Of course, gameplay is only a part of what the LittleBigPlanet games are about. It’s core to the series that you can create your own levels and share them with other users over the internet, and LittleBigPlanet 3 continues this in marvellous style. All levels made in the first two games can be loaded into it, thereby creating a truly shared universe for the trilogy. Indeed, if you’ve played either of the first two games, your Sackperson and Pod – the hub from which you navigate the world – will automatically load into LittleBigPlanet 3 exactly as you had customised them. The result is that despite the sparse content in the story, there are hundreds of user-created levels to sink your teeth into, and many of them are just as good – if not better – than what the game comes packaged with.

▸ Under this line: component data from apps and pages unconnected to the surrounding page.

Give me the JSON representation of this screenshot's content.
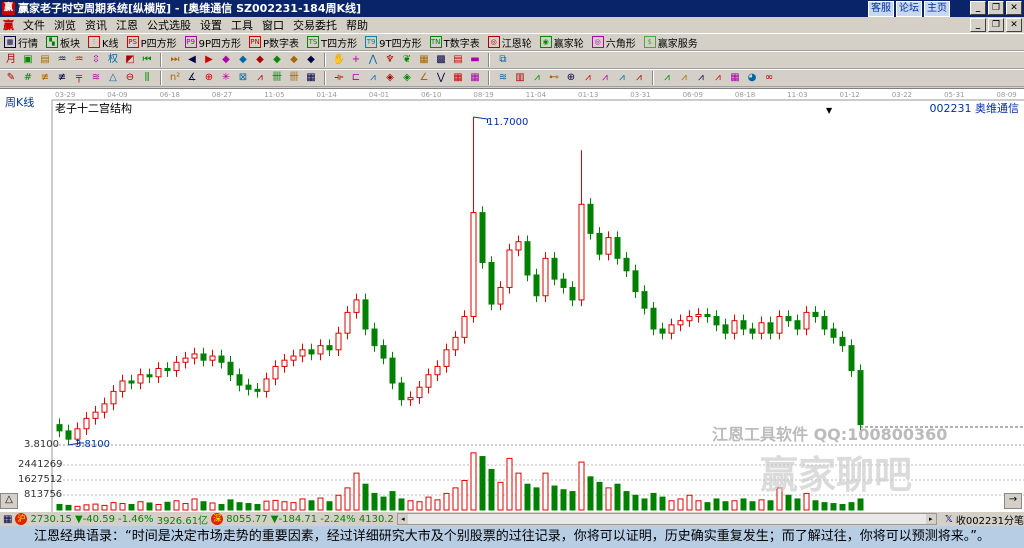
{
  "window": {
    "title": "赢家老子时空周期系统[纵横版] - [奥维通信   SZ002231-184周K线]",
    "app_icon": "赢",
    "links": [
      "客服",
      "论坛",
      "主页"
    ]
  },
  "menu": {
    "logo": "赢",
    "items": [
      "文件",
      "浏览",
      "资讯",
      "江恩",
      "公式选股",
      "设置",
      "工具",
      "窗口",
      "交易委托",
      "帮助"
    ]
  },
  "toolbar1": [
    {
      "icon": "quote-board-icon",
      "glyph": "▦",
      "label": "行情",
      "color": "#004"
    },
    {
      "icon": "sector-icon",
      "glyph": "▚",
      "label": "板块",
      "color": "#070"
    },
    {
      "icon": "kline-icon",
      "glyph": "⫶",
      "label": "K线",
      "color": "#c00"
    },
    {
      "icon": "p-square-icon",
      "glyph": "PS",
      "label": "P四方形",
      "color": "#c00"
    },
    {
      "icon": "p9-icon",
      "glyph": "P9",
      "label": "9P四方形",
      "color": "#a0a"
    },
    {
      "icon": "pn-icon",
      "glyph": "PN",
      "label": "P数字表",
      "color": "#c00"
    },
    {
      "icon": "t-square-icon",
      "glyph": "TS",
      "label": "T四方形",
      "color": "#080"
    },
    {
      "icon": "t9-icon",
      "glyph": "T9",
      "label": "9T四方形",
      "color": "#08a"
    },
    {
      "icon": "tn-icon",
      "glyph": "TN",
      "label": "T数字表",
      "color": "#080"
    },
    {
      "icon": "gann-wheel-icon",
      "glyph": "◎",
      "label": "江恩轮",
      "color": "#a00"
    },
    {
      "icon": "winner-wheel-icon",
      "glyph": "◉",
      "label": "赢家轮",
      "color": "#080"
    },
    {
      "icon": "hexagon-icon",
      "glyph": "◎",
      "label": "六角形",
      "color": "#a0a"
    },
    {
      "icon": "service-icon",
      "glyph": "$",
      "label": "赢家服务",
      "color": "#4a4"
    }
  ],
  "toolbar2": [
    [
      "period-icon",
      "月"
    ],
    [
      "zoom-icon",
      "▣"
    ],
    [
      "list-icon",
      "▤"
    ],
    [
      "wave-icon",
      "♒"
    ],
    [
      "wave2-icon",
      "♒"
    ],
    [
      "candle-select-icon",
      "⇳"
    ],
    [
      "weight-icon",
      "权"
    ],
    [
      "color-icon",
      "◩"
    ],
    [
      "first-icon",
      "⏮"
    ],
    [
      "last-icon",
      "⏭"
    ],
    [
      "left-icon",
      "◀"
    ],
    [
      "right-icon",
      "▶"
    ],
    [
      "diamond1-icon",
      "◆"
    ],
    [
      "diamond2-icon",
      "◆"
    ],
    [
      "diamond3-icon",
      "◆"
    ],
    [
      "diamond4-icon",
      "◆"
    ],
    [
      "diamond5-icon",
      "◆"
    ],
    [
      "diamond6-icon",
      "◆"
    ],
    [
      "hand-icon",
      "✋"
    ],
    [
      "cross-icon",
      "+"
    ],
    [
      "line-icon",
      "⋀"
    ],
    [
      "tool-icon",
      "♆"
    ],
    [
      "formula-icon",
      "❦"
    ],
    [
      "calendar-icon",
      "▦"
    ],
    [
      "calc-icon",
      "▩"
    ],
    [
      "notes-icon",
      "▤"
    ],
    [
      "save-icon",
      "▬"
    ],
    [
      "export-icon",
      "⧉"
    ]
  ],
  "toolbar3": [
    [
      "draw-icon",
      "✎"
    ],
    [
      "grid1-icon",
      "#"
    ],
    [
      "grid2-icon",
      "≢"
    ],
    [
      "grid3-icon",
      "≢"
    ],
    [
      "grid4-icon",
      "╤"
    ],
    [
      "grid5-icon",
      "≋"
    ],
    [
      "triangle-icon",
      "△"
    ],
    [
      "circle-icon",
      "⊖"
    ],
    [
      "lines-icon",
      "⫼"
    ],
    [
      "n2-icon",
      "n²"
    ],
    [
      "angle-icon",
      "∡"
    ],
    [
      "target-icon",
      "⊕"
    ],
    [
      "star-icon",
      "✳"
    ],
    [
      "box-icon",
      "⊠"
    ],
    [
      "wedge-icon",
      "⩘"
    ],
    [
      "gann1-icon",
      "卌"
    ],
    [
      "gann2-icon",
      "卌"
    ],
    [
      "matrix-icon",
      "▦"
    ],
    [
      "split-icon",
      "⟛"
    ],
    [
      "frame-icon",
      "⊏"
    ],
    [
      "fan-icon",
      "⩘"
    ],
    [
      "fan2-icon",
      "◈"
    ],
    [
      "fan3-icon",
      "◈"
    ],
    [
      "angle2-icon",
      "∠"
    ],
    [
      "v-icon",
      "⋁"
    ],
    [
      "grid6-icon",
      "▦"
    ],
    [
      "grid7-icon",
      "▦"
    ],
    [
      "fib-icon",
      "≋"
    ],
    [
      "bars-icon",
      "▥"
    ],
    [
      "a1-icon",
      "⩘"
    ],
    [
      "a2-icon",
      "⊷"
    ],
    [
      "a3-icon",
      "⊕"
    ],
    [
      "a4-icon",
      "⩘"
    ],
    [
      "a5-icon",
      "⩘"
    ],
    [
      "a6-icon",
      "⩘"
    ],
    [
      "a7-icon",
      "⩘"
    ],
    [
      "a8-icon",
      "⩘"
    ],
    [
      "a9-icon",
      "⩘"
    ],
    [
      "a10-icon",
      "⩘"
    ],
    [
      "a11-icon",
      "⩘"
    ],
    [
      "a12-icon",
      "▦"
    ],
    [
      "pie-icon",
      "◕"
    ],
    [
      "loop-icon",
      "∞"
    ]
  ],
  "chart": {
    "period_label": "周K线",
    "indicator_title": "老子十二宫结构",
    "stock_label": "002231  奥维通信",
    "dates": [
      "03-29",
      "04-09",
      "06-18",
      "08-27",
      "11-05",
      "01-14",
      "04-01",
      "06-10",
      "08-19",
      "11-04",
      "01-13",
      "03-31",
      "06-09",
      "08-18",
      "11-03",
      "01-12",
      "03-22",
      "05-31",
      "08-09"
    ],
    "low_label": "3.8100",
    "low_annotation": "3.8100",
    "high_annotation": "11.7000",
    "volume_ticks": [
      "2441269",
      "1627512",
      "813756"
    ],
    "watermark_text": "江恩工具软件  QQ:100800360",
    "watermark_logo": "赢家聊吧",
    "up_color": "#e00000",
    "down_color": "#008000"
  },
  "chart_data": {
    "type": "candlestick",
    "title": "老子十二宫结构",
    "ylim": [
      3.81,
      11.7
    ],
    "close": [
      4.15,
      3.95,
      4.2,
      4.45,
      4.6,
      4.8,
      5.1,
      5.35,
      5.3,
      5.5,
      5.45,
      5.65,
      5.6,
      5.8,
      5.9,
      6.0,
      5.85,
      5.95,
      5.8,
      5.5,
      5.25,
      5.15,
      5.1,
      5.4,
      5.7,
      5.85,
      5.95,
      6.1,
      6.0,
      6.2,
      6.1,
      6.5,
      7.0,
      7.3,
      6.6,
      6.2,
      5.9,
      5.3,
      4.9,
      4.95,
      5.2,
      5.5,
      5.7,
      6.1,
      6.4,
      6.9,
      9.4,
      8.2,
      7.2,
      7.6,
      8.5,
      8.7,
      7.9,
      7.4,
      8.3,
      7.8,
      7.6,
      7.3,
      9.6,
      8.9,
      8.4,
      8.8,
      8.3,
      8.0,
      7.5,
      7.1,
      6.6,
      6.5,
      6.7,
      6.8,
      6.9,
      6.95,
      6.9,
      6.7,
      6.5,
      6.8,
      6.6,
      6.5,
      6.75,
      6.5,
      6.9,
      6.8,
      6.6,
      7.0,
      6.9,
      6.6,
      6.4,
      6.2,
      5.6,
      4.3
    ],
    "first_open": 4.3,
    "high_overrides": {
      "46": 11.7,
      "58": 10.9
    },
    "low_overrides": {
      "1": 3.81
    },
    "volume": [
      300000,
      250000,
      200000,
      280000,
      320000,
      250000,
      400000,
      350000,
      300000,
      450000,
      380000,
      300000,
      420000,
      500000,
      350000,
      600000,
      450000,
      380000,
      300000,
      550000,
      400000,
      350000,
      300000,
      480000,
      520000,
      450000,
      400000,
      600000,
      500000,
      650000,
      450000,
      800000,
      1200000,
      2000000,
      1400000,
      900000,
      700000,
      1000000,
      600000,
      500000,
      450000,
      700000,
      550000,
      900000,
      1200000,
      1600000,
      3100000,
      2900000,
      2200000,
      1500000,
      2800000,
      2000000,
      1400000,
      1200000,
      2000000,
      1300000,
      1100000,
      1000000,
      2600000,
      1800000,
      1500000,
      1200000,
      1400000,
      1000000,
      800000,
      600000,
      900000,
      700000,
      500000,
      600000,
      800000,
      500000,
      400000,
      600000,
      450000,
      500000,
      600000,
      450000,
      550000,
      500000,
      1200000,
      800000,
      600000,
      900000,
      500000,
      400000,
      350000,
      300000,
      400000,
      600000
    ],
    "volume_max": 3255025
  },
  "status": {
    "sh_index": "2730.15",
    "sh_change": "▼-40.59",
    "sh_pct": "-1.46%",
    "sh_amount": "3926.61亿",
    "sz_index": "8055.77",
    "sz_change": "▼-184.71",
    "sz_pct": "-2.24%",
    "sz_amount": "4130.2",
    "receive": "收002231分笔"
  },
  "quote": "江恩经典语录：“时间是决定市场走势的重要因素，经过详细研究大市及个别股票的过往记录，你将可以证明，历史确实重复发生；而了解过往，你将可以预测将来。”。"
}
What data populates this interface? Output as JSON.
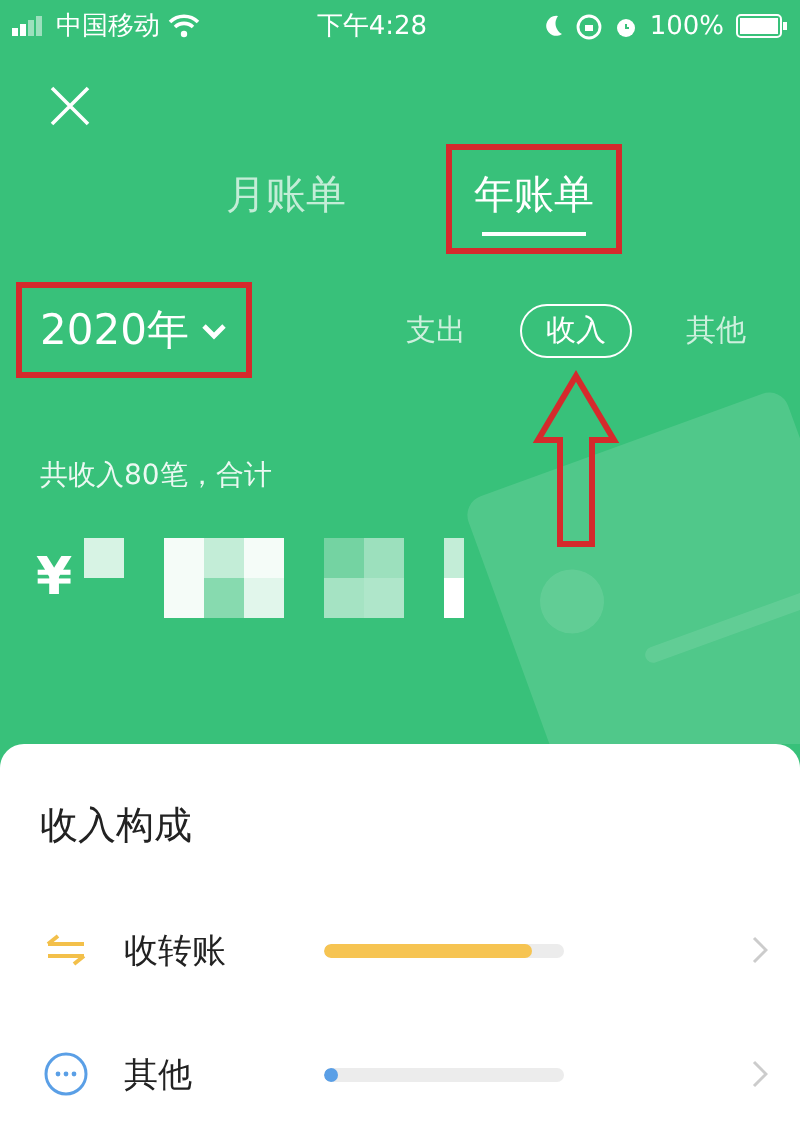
{
  "status_bar": {
    "carrier": "中国移动",
    "time": "下午4:28",
    "battery": "100%"
  },
  "tabs": [
    {
      "label": "月账单",
      "selected": false,
      "annotated": false
    },
    {
      "label": "年账单",
      "selected": true,
      "annotated": true
    }
  ],
  "year_selector": {
    "label": "2020年",
    "annotated": true
  },
  "filters": [
    {
      "label": "支出",
      "selected": false,
      "pointed": false
    },
    {
      "label": "收入",
      "selected": true,
      "pointed": true
    },
    {
      "label": "其他",
      "selected": false,
      "pointed": false
    }
  ],
  "summary": "共收入80笔，合计",
  "currency": "¥",
  "breakdown": {
    "title": "收入构成",
    "rows": [
      {
        "kind": "transfer",
        "label": "收转账",
        "level": 0.87,
        "color": "#f6c452"
      },
      {
        "kind": "other",
        "label": "其他",
        "level": 0.03,
        "color": "#5a9fe6"
      }
    ]
  }
}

When it comes to creating your own levels, there are new additions to the already well-established formula. First of all, a series of “Popit Puzzles” are levels you can play through that act as tutorials. They can be paced a little slowly, but they provide a nice, easy to follow introduction to building. There are new features that allow for greater depth in level creation, too. Levels can now have sixteen layers, a massive upgrade from LittleBigPlanet 2’s three. You can also create your own power-ups, giving you even more freedom in how you design your creations. There’s no obligation to get building if you don’t want to, but it does substantially increase the time you can spend with the game.
Ultimately, LittleBigPlanet 3 is a pretty decent effort which lamentably hamstrings itself. It’s charming, aesthetically pleasing, and a lot of fun when it works – but various bugs and glitches, long load times, and a lacklustre story mode really drag it down. Fortunately, the level creation and sharing features save it from being mundane, and provide a boatload of additional content to make it worth the money. It might not be as good as the first two games in the series, but LittleBigPlanet 3 still has enough going for it to make it an enjoyable – albeit sometimes shaky – platform game for all ages.